I don’t know if really I needed advice. More than anything, I might have benefited from reassurance that I wasn’t a complete failure during the years I was sending it out, because I tend to take each rejection personally even though I know I shouldn’t, and going through that process for so many years became emotionally taxing, especially given other things I was going through in my life at the time.

Your second book, Pain Fantasy, was released last year from Red Morning Press. How did that happen? I know they’re a relatively new press that has open reading periods rather than contests.

The first book they published was Bad with Faces by my friend Sean Norton, so I met them through him. They asked me to send them something around the time I learned I was a finalist for the New Issues prize. I had a second manuscript and I waited out the New Issues results so I could decide which manuscript to send them. The day I learned Standing in Line for the Beast had been selected by New Issues, I sent Pain Fantasy to Red Morning Press.

Have you done anything differently this time around to promote Pain Fantasy?

They were released only six months apart so I’ve just promoted them together.

Many of your poems don’t necessarily deal solely with pop culture, but there are references to pop culture throughout your work. Often I think that leads people to categorize you as a “funny” poet. What do you think of that term, and how do you find pop culture playing a part in your poems?

I don’t mind the categorization, though I’d like to think my idiom isn’t limited to only funny. I wonder if the categorization would cause people to dismiss me too readily. At the same time, though, just being categorized and readily dismissed at all is an amazing feeling.

In general, I think funny can be a complicated distinction. It’s subjective and oftentimes particular to only one culture. I really try not to think about it too much and do my best to let what’s inside me tumble out and let others react however they see fit. If someone finds it funny, that’s great, and if someone finds it sad, that’s great too.
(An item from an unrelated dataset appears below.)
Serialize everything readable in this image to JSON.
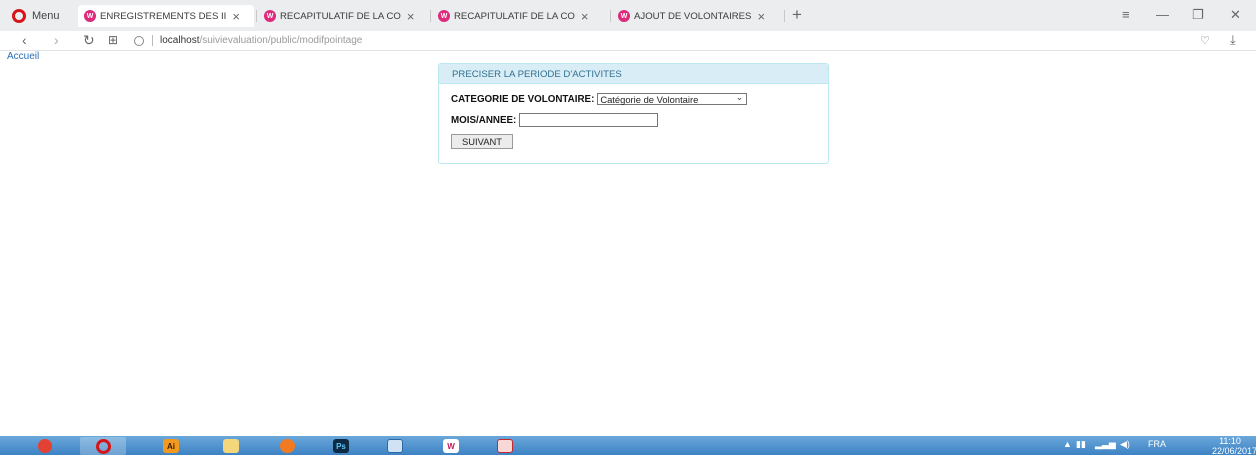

I don’t think pop culture and funny necessarily go together, but I do find certain elements of pop culture playing a role in what I write, and humor is probably my favorite genre to watch or read, so those interests tend to merge in my head and influence how I’m thinking, how I’m writing, and how I’m thinking about writing. There’s really no easy way to explain how I think they find their way into my poems, though, because there are so many different routes they can take. When I was younger, I intentionally tried to put different pop culture elements into what I was writing. I’d experience something and think, I have to write this into a poem. It was especially fun to do when I was writing list poems. Now, things just work their way in more naturally. That’s more indicative of the evolution of my writing process, though. I never sit down and think, I’m going to write this into a poem. It either happens or it doesn’t.

What influences have the publication of both books had on your subsequent writing? And are any new books or other projects on the horizon?

More than anything, I think I’m writing with confidence and a rejuvenated love for writing again. Right now I’m just writing a lot of poems, many of which will probably make it into another manuscript.

Do you have any additional advice for poets sending out their first books to contests and open reading periods?

Mostly just don’t give up, no matter how bleak things might seem. Sooner or later, you’ll find a way to turn this experience into something positive for you, either through book publication or something better. I mean, I guess I just want you to know that you shouldn’t lose hope that something meaningful will emerge from your experience.

Do you believe that poetry can create change in the world?

I do believe it’s possible, but I also believe other outlets like volunteering, writing fiction, non-fiction, filmmaking, traveling or playing music are creating more change than poetry right now. I wonder if, in the US, poetry will someday have a larger readership. It would be nice. I’m not sure how it’d ever come about though.

Jason Bredle is the author of Pain Fantasy, from Red Morning Press, Standing in Line for the Beast, winner of the 2006 News Issues Poetry Prize, and A Twelve Step Guide, winner of the 2004 New Michigan Press chapbook contest. He lives in Chicago.